KANSAS CITY, Mo. – She’s become a symbol of strength, and she’s as much a part of most crime scenes as the tape that blocks them off.
Rosilyn Temple helps families who have lost loved ones to violence because she knows firsthand what it’s like. She does it, though, while still carrying her own unanswered questions.
“When he was born, about like one years old, he was walking, like just a little tiny thing," Temple said. "So I just looked at him one day and said that’s Pee Wee.”
Antonio Thompson was 25, but to her, he was still her child.
“I remember he had me get him greens and sweet potatoes," she said of the day before Thanksgiving seven years ago. "I remember taking his food to his apartment and telling him I’d see him tomorrow morning.”

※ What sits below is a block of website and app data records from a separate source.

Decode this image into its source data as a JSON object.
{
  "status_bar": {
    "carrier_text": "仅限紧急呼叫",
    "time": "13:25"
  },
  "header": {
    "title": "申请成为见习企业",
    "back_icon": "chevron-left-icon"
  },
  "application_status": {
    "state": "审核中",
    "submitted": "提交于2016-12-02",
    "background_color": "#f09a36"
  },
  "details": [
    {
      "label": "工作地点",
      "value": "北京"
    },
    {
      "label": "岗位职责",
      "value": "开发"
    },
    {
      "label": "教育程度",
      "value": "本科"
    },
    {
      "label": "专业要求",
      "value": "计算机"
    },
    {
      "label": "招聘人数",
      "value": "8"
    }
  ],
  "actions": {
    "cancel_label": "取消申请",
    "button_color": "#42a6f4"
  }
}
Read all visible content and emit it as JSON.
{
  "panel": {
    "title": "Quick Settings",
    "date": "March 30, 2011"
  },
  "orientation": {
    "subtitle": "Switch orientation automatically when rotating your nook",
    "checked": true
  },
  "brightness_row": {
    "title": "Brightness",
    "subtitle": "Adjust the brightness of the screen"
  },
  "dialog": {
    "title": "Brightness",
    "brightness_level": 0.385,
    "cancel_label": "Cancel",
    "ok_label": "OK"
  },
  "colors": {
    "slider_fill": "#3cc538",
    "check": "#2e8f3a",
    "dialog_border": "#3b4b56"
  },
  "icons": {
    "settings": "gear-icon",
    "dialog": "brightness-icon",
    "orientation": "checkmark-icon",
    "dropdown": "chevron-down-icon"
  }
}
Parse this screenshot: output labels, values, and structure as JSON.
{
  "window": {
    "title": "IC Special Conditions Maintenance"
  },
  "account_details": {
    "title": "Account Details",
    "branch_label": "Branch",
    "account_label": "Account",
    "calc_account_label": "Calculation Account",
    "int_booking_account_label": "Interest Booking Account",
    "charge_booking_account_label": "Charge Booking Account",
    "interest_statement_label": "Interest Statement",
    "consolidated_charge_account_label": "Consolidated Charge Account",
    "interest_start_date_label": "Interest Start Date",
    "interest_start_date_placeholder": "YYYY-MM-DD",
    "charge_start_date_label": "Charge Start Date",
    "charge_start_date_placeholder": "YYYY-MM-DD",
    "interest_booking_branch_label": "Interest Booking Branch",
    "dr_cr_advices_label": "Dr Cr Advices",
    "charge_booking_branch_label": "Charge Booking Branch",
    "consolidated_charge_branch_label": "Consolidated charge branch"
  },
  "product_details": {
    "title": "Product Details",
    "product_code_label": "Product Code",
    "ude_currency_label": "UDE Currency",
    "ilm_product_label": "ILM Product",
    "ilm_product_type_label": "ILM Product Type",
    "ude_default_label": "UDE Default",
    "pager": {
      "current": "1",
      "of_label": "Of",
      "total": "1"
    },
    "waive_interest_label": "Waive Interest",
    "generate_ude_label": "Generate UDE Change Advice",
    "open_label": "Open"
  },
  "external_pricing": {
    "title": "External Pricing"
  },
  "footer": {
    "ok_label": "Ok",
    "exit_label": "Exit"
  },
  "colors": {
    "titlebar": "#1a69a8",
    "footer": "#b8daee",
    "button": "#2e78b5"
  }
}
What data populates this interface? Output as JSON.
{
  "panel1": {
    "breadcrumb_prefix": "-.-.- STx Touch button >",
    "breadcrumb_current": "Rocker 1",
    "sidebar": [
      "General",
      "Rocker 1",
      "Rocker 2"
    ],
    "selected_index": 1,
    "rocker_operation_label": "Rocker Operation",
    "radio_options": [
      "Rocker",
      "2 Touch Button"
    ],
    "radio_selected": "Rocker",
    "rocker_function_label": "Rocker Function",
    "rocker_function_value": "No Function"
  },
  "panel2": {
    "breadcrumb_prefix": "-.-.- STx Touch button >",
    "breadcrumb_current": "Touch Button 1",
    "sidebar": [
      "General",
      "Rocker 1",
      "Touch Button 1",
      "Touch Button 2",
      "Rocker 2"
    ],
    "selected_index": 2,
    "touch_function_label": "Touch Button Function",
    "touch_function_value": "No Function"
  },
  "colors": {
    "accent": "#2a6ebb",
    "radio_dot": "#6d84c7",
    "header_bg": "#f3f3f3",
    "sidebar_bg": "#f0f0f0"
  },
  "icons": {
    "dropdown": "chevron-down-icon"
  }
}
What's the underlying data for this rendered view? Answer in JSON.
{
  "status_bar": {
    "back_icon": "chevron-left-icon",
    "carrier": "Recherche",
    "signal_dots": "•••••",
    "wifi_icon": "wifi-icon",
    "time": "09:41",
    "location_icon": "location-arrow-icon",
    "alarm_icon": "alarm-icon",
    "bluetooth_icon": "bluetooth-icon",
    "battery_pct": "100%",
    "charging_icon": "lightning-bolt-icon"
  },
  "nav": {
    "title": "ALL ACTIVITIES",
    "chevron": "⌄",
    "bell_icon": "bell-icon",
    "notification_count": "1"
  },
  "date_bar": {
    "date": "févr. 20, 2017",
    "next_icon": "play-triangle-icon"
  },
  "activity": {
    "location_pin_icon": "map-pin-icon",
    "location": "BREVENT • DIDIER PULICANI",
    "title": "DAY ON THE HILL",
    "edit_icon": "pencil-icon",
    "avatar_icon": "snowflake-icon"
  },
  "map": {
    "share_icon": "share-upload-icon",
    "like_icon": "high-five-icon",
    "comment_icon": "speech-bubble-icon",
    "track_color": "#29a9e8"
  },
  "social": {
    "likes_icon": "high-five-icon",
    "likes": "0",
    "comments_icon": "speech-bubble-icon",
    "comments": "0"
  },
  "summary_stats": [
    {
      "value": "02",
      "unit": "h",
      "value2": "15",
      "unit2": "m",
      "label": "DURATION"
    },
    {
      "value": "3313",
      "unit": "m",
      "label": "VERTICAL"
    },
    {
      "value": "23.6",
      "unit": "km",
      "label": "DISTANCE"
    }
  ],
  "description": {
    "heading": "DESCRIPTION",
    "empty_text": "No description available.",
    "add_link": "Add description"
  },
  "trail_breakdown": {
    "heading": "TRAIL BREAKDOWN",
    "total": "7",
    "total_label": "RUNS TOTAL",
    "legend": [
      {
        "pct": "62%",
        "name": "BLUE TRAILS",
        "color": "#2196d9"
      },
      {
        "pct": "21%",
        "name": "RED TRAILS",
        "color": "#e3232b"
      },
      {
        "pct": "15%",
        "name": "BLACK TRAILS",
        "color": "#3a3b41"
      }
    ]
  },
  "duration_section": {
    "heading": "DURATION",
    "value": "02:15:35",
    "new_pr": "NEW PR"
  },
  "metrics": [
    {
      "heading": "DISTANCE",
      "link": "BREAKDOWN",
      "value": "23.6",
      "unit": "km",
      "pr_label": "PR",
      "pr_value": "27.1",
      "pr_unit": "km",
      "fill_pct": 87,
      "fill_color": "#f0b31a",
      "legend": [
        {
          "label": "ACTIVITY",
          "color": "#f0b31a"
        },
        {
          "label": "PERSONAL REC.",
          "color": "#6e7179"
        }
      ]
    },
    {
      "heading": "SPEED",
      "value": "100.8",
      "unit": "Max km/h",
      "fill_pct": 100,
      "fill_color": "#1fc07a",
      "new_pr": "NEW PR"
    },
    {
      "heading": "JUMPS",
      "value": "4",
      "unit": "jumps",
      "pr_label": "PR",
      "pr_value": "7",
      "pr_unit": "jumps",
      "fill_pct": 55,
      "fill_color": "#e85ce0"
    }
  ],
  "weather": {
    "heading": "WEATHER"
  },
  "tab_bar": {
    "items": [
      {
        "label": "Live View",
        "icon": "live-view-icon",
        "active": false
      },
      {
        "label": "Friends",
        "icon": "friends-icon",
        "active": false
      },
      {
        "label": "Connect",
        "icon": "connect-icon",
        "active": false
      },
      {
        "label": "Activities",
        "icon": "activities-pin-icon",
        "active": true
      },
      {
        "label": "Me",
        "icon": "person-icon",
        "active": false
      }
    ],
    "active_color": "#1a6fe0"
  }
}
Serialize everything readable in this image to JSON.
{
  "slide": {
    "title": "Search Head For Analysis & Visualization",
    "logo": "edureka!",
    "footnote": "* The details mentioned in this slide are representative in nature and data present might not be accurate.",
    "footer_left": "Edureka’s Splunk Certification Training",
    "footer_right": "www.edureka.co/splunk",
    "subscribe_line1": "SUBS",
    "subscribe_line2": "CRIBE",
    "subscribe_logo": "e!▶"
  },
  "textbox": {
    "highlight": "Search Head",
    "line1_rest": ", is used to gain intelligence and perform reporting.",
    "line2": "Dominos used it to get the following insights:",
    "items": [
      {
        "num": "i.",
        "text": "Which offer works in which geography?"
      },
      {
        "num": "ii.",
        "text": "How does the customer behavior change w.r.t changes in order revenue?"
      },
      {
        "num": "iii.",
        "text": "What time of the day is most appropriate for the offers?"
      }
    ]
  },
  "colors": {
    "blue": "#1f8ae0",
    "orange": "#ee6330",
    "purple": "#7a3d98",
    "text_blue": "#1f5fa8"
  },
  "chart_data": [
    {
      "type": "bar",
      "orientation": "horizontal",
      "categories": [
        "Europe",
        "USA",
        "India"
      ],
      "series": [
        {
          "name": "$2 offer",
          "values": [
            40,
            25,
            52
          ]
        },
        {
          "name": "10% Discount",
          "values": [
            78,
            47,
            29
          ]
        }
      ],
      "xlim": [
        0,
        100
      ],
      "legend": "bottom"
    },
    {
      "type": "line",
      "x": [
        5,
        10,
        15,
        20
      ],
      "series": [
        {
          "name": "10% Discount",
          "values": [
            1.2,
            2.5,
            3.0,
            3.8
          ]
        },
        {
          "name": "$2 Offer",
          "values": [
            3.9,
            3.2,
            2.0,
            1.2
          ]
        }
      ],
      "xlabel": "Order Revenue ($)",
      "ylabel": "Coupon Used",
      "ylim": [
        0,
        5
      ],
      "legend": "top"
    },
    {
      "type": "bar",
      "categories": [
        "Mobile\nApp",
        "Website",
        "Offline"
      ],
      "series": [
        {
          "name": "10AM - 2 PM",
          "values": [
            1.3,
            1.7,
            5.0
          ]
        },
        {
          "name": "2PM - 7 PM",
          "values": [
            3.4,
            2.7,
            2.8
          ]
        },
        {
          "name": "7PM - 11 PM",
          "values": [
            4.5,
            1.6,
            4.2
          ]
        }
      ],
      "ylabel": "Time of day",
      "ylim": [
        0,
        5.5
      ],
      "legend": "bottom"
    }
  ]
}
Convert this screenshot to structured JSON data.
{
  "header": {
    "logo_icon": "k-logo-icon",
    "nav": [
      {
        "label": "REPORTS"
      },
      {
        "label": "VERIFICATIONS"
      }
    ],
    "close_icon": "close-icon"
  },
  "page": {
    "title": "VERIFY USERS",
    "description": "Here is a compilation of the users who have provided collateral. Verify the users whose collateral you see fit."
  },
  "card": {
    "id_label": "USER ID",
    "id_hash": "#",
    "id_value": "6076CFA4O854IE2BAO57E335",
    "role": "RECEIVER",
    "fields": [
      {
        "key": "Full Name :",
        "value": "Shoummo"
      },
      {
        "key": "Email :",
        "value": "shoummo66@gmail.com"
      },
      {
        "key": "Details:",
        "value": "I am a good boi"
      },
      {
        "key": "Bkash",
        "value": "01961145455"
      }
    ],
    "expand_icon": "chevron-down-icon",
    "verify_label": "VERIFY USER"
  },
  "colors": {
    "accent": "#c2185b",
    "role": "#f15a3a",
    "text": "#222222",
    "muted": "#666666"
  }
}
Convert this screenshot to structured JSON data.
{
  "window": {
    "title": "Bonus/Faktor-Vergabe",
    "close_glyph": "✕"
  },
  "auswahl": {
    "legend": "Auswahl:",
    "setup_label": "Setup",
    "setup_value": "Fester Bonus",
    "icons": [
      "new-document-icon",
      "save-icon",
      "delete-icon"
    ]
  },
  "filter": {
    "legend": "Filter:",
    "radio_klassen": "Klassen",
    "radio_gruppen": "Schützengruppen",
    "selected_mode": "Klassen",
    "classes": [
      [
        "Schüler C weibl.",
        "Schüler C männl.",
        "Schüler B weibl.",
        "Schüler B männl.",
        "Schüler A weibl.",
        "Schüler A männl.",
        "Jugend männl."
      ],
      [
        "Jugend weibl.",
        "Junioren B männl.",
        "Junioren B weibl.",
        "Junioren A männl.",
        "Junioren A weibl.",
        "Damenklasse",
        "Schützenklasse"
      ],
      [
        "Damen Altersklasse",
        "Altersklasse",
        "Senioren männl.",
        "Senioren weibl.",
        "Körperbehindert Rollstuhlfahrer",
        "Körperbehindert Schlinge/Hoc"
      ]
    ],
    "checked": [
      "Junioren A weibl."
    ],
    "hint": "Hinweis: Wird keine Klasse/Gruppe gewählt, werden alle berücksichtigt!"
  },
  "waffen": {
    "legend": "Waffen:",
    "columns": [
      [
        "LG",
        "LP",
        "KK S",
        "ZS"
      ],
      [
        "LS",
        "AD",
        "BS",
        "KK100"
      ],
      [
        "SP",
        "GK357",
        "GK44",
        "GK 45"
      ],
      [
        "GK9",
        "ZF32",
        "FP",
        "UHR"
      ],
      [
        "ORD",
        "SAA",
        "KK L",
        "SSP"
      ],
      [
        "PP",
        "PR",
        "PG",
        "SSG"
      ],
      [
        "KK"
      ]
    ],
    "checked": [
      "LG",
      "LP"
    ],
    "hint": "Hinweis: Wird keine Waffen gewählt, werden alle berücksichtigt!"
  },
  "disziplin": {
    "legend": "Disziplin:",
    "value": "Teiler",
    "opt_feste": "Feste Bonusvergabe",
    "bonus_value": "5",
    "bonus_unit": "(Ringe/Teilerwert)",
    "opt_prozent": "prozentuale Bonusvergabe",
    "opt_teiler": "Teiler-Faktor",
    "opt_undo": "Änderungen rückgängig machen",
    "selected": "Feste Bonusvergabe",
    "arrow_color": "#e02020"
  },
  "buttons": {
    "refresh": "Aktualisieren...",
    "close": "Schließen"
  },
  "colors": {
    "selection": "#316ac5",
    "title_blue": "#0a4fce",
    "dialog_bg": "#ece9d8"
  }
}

She woke up and went to work, but couldn’t reach her son all day.
“I just couldn’t think straight. I just felt something was wrong,” Temple said.
Antonio’s last Facebook post was from 10:30 the night before.
“Then it’s like mama antennas go up. I was getting kind of like a panic attack. I went to my son’s apartment 202. I remember kind of knocking on the door and shaking the door handle," she said.
The worried mother called police, who agreed to get into the apartment to check on him. They had her wait outside.
“It was cold," she said, describing that moment as she waited. "I remember standing there just like time had stopped. It was like it took them so long, but I remember when the sergeant came out that door, the way he looked at me. He gave me a look."
Her son Antonio was there inside. He was dead.
Seven years later, there have still been no arrests.
But what happened that night put into motion something Temple said now defines her life purpose. She started the organization Mothers in Charge here in Kansas City.
“It started that night," she said. "I knew I had to do something in my community.”
Temple reached out to police. She started going to every homicide scene, right along with them.
“For 2 and a half years, I didn’t get a quarter. I didn’t get even gas money. I remember I had a ‘96 Honda Accord, and I remember after the years, the muffler got so loud. The detectives were like, ‘We heard you coming!’ It was loud. I’d be rolling on two wheels. I felt like a police officer, but I wasn’t. I was coming to help a family, help a mama,” Temple said.
She helps by just being there, which is role she said can only be filled by walking in those very same shoes of grief.
While she will continue to help hurting families, she is still waiting on answers about her own.
Her plea: “Please help me be able to say, ‘OK,’ to talk to the person or people who did this and let them know, ‘I forgave you a long time ago.’ If I didn’t forgive, I wouldn’t be able to do what I’m doing to live. I can at least look them in the eye and say, ‘That was my child. You didn’t have the right to take his life. I wouldn’t want the same thing for your mother.’ Please give me some kind of closure.”